PhillyDeals: Permission to be sought for apartment tower at 709 Chestnut
Apartment investors hope to fill in another vacant lot to squeeze more profit from the Center City residential revival. Mack-Cali Corp. says its Roseland apartment division will seek city approval to build 300 units in a new 32-story tower in the lot at 709 Chestnut St., not far from Independence Hall.
Apartment investors hope to fill in another vacant lot to squeeze more profit from the Center City residential revival.
Mack-Cali Corp. says its Roseland apartment division will seek city approval to build 300 units in a new 32-story tower in the lot at 709 Chestnut St., not far from Independence Hall.
Mack-Cali is working with the Zuritsky family's Parkway Corp., which wants to use Center City's recent population boom to turn more of its surface lots into profitable new buildings. The partners hope to start work by the end of the year.
Best known as an office landlord in North Jersey, in 2013 Mack-Cali said it was selling most of its aging suburban offices around Philadelphia to focus more on apartments and mixed-use development. Center City is still an office center, but corporate demand and lease rates remain below those in other big Northeastern cities. By contrast, apartment rents are up as the neighborhood is increasingly a bedroom community for people who work in job-rich suburbs or other cities connected by road and rail.
The tower's projected cost is $118 million; the architect is HLW, New York. Rents are expected to start at $1,750 a month for a studio.
Mack-Cali chief executive Mitchell E. Hersh called the proposed 709 Chestnut tower, on a block best known for restaurants (including Jose Garces' Rosa Blanca and Stephen Starr's Jones), "a cornerstone of the burgeoning Market Street East neighborhood." The site is close to the city's historic district, Thomas Jefferson University, the new apartment projects Mack-Cali hopes to put in the former Rohm & Haas and Curtis Publishing headquarters, and the East Market and Gallery at Market East retail projects.
NewSpring Capital, the $1 billion-asset, Radnor-based venture-capital group, says it has acquired 30-person, Seattle-based X5 Solutions from owner Richard Reynolds as the first section of a new national telecom company.
NewSpring, which has invested more than $1 billion in mostly East Coast-based tech companies, has hired the team of Greg Forrest and Rick Hirsh to run X5, which combines cloud-based voice, data, and Internet services into "unified communications" systems for midsized businesses, larger than the small firms served by Amazon or Comcast and smaller than giants served by Verizon, L3 Communications, or Centurylink.
Hirsh formerly headed Transcend United Technologies, a Wayne telecom firm sold to ACG Networks in 2013. In a statement, Forrest called X5 "a central first step" in NewSpring's strategy to buy regional cloud-based telecom providers "in a number of NFL-type [large] cities and create a larger geographic carrier footprint to provide expanded communications, cloud and managed services."
Billionaire investor Nelson Peltz has named four allies of DuPont Co. chair and CEO Ellen Kullman that he wants eliminated from the Wilmington industrial conglomerate's board of directors in a contested board election:
Alexander M. Cutler, CEO of power-equipment manufacturer Eaton and DuPont's lead director.
Robert A. Brown, president of Boston University, a former chemical engineering professor at MIT.
Lois D. Juliber, retired vice chair and chief technology officer at Colgate-Palmolive.

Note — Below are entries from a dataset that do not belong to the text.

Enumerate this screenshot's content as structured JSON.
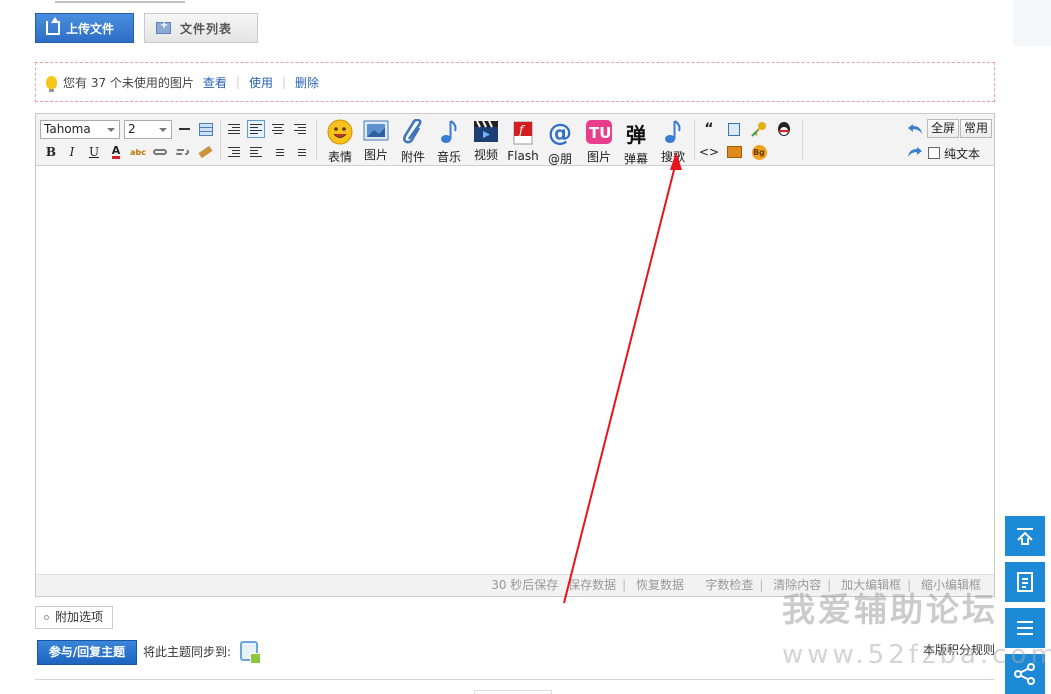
{
  "tabs": {
    "upload_label": "上传文件",
    "files_label": "文件列表"
  },
  "notice": {
    "text": "您有 37 个未使用的图片",
    "links": [
      "查看",
      "使用",
      "删除"
    ]
  },
  "toolbar": {
    "font_family": "Tahoma",
    "font_size": "2",
    "format_buttons": [
      "B",
      "I",
      "U"
    ],
    "insert_buttons": [
      "表情",
      "图片",
      "附件",
      "音乐",
      "视频",
      "Flash",
      "@朋",
      "图片",
      "弹幕",
      "搜歌"
    ],
    "fullscreen_label": "全屏",
    "common_label": "常用",
    "plaintext_label": "纯文本"
  },
  "statusbar": {
    "autosave_text": "30 秒后保存",
    "items": [
      "保存数据",
      "恢复数据",
      "字数检查",
      "清除内容",
      "加大编辑框",
      "缩小编辑框"
    ]
  },
  "bottom": {
    "additional_options_label": "附加选项",
    "reply_button_label": "参与/回复主题",
    "sync_label": "将此主题同步到:",
    "credit_rules_label": "本版积分规则"
  },
  "watermark": {
    "name": "我爱辅助论坛",
    "url": "www.52fzba.com"
  },
  "colors": {
    "accent": "#1c8ad6",
    "button_blue": "#2d6ec6",
    "annotation_arrow": "#e8141b"
  }
}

She is a past director of Goldman Sachs, which has been advising DuPont in its defense against the attempted takeover by Peltz's Trian Fund Management. Juliber, ironically, used to represent Trian on the board of Kraft.
Lee M. Thomas, retired CEO of the lumber giant Rayonier. He also headed the Environmental Protection Agency under President Ronald Reagan.
To replace these directors on DuPont's 12-member board and boost cash flow to shareholders, Trian wants investors to vote instead for Peltz, a veteran activist investor; John H. Myers, ex-chief executive of GE Asset Management; Arthur B. Winkleblack, ex-CFO of H.J. Heinz; and Robert J. Zatta, acting CEO at Princeton-based chemical maker Rockwood Holdings Inc.